(PROBLEM DETAILS): Only lines below containing the string "period" should be counted; please give that count by itself.

Items from a data source:

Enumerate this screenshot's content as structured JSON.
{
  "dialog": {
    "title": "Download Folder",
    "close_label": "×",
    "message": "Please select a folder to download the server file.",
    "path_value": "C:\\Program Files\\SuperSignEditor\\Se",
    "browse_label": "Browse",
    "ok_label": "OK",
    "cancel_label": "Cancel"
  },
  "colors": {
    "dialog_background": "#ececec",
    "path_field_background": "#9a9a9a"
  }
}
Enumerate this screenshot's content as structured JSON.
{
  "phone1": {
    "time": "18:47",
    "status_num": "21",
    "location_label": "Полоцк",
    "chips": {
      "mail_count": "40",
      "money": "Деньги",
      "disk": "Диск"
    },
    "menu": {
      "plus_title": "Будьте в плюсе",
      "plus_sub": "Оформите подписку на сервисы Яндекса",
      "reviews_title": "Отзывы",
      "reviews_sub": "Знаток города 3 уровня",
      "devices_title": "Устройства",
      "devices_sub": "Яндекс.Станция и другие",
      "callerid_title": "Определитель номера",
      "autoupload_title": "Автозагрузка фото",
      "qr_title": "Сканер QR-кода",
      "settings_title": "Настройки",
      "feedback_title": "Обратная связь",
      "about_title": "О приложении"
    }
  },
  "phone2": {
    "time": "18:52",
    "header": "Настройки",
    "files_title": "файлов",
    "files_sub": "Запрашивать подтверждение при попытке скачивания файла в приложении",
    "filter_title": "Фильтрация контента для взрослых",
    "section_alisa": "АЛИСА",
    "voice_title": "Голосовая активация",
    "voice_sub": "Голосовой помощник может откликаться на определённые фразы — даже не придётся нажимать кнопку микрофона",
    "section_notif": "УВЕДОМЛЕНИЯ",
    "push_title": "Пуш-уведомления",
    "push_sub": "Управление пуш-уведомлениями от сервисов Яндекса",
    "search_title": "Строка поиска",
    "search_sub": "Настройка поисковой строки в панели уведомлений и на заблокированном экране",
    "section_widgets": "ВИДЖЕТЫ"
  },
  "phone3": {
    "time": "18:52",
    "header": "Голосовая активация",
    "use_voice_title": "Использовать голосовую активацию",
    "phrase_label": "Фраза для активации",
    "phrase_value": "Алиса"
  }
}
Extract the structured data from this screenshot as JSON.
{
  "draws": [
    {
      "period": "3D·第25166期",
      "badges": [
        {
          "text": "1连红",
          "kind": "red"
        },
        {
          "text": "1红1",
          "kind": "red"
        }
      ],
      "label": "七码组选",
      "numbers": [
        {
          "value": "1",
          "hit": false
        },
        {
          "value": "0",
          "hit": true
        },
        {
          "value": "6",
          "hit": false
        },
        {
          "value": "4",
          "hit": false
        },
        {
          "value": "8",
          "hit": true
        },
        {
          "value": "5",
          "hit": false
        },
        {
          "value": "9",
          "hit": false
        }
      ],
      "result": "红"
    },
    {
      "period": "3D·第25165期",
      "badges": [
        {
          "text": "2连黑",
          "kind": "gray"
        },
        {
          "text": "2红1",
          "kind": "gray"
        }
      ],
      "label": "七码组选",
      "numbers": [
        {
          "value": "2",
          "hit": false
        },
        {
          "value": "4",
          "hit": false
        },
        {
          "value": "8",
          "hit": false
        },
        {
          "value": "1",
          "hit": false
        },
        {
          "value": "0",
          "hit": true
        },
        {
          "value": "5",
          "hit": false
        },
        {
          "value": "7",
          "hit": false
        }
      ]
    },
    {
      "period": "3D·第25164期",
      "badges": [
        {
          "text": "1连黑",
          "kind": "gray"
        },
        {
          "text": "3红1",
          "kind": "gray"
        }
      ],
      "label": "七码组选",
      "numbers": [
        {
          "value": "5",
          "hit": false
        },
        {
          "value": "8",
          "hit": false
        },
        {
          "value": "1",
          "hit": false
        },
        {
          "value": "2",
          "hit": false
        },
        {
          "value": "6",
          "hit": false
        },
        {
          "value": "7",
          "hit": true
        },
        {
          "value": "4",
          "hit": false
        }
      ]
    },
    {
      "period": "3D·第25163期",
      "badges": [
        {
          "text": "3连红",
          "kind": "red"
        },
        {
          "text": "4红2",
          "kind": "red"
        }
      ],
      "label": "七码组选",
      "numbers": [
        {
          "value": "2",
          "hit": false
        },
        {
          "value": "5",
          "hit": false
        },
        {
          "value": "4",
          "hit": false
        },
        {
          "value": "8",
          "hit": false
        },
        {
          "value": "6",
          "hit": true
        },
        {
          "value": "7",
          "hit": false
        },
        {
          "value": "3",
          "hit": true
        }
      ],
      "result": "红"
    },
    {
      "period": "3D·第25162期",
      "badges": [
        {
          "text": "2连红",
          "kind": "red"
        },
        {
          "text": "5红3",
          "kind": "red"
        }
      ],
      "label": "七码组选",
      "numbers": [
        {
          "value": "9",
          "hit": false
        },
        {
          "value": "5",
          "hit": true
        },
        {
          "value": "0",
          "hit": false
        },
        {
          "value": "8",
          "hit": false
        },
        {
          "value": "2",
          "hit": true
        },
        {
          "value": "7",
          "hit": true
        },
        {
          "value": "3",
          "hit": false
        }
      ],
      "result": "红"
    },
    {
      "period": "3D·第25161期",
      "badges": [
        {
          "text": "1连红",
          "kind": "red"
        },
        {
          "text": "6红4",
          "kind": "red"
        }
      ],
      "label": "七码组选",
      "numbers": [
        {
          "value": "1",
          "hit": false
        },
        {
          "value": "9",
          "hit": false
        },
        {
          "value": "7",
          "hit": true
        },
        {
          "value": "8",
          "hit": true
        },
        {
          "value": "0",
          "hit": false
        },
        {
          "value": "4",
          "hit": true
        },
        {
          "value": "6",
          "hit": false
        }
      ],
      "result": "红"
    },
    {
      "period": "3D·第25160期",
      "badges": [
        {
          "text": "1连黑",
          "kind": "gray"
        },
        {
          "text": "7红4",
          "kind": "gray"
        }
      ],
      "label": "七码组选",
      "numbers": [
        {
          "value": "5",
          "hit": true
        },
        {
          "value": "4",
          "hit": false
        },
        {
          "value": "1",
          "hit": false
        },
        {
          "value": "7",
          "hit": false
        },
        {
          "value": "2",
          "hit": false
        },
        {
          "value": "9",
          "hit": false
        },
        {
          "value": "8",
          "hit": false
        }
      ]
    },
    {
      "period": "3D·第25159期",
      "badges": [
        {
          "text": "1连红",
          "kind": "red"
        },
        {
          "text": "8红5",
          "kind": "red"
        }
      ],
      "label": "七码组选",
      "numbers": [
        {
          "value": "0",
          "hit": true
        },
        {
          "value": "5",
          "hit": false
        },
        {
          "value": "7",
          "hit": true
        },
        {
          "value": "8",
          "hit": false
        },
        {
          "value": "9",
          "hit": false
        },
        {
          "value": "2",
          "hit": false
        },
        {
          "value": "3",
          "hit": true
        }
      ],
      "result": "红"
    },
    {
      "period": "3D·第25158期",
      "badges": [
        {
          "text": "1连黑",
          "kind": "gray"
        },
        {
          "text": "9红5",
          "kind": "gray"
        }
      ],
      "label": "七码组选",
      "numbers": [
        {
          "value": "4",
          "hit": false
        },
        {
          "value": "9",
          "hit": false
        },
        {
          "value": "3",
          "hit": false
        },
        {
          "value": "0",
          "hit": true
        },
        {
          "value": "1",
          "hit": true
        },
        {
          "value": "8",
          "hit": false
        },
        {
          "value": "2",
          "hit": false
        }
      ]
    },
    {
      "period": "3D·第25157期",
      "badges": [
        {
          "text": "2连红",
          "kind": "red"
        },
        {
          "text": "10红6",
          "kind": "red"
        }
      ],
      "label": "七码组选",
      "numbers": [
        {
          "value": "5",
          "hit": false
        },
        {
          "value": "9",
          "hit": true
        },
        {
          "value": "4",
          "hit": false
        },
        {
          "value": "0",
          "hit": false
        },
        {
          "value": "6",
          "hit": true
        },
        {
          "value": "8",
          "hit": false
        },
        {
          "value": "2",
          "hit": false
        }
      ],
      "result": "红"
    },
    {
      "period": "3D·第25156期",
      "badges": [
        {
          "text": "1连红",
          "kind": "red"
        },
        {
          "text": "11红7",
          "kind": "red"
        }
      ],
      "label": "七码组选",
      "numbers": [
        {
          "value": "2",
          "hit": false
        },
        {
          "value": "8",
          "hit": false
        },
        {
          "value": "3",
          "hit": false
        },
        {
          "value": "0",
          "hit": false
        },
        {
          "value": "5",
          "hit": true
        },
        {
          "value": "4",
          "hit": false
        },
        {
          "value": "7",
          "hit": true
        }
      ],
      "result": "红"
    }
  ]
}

(RESULT FOR THIS TASK): 11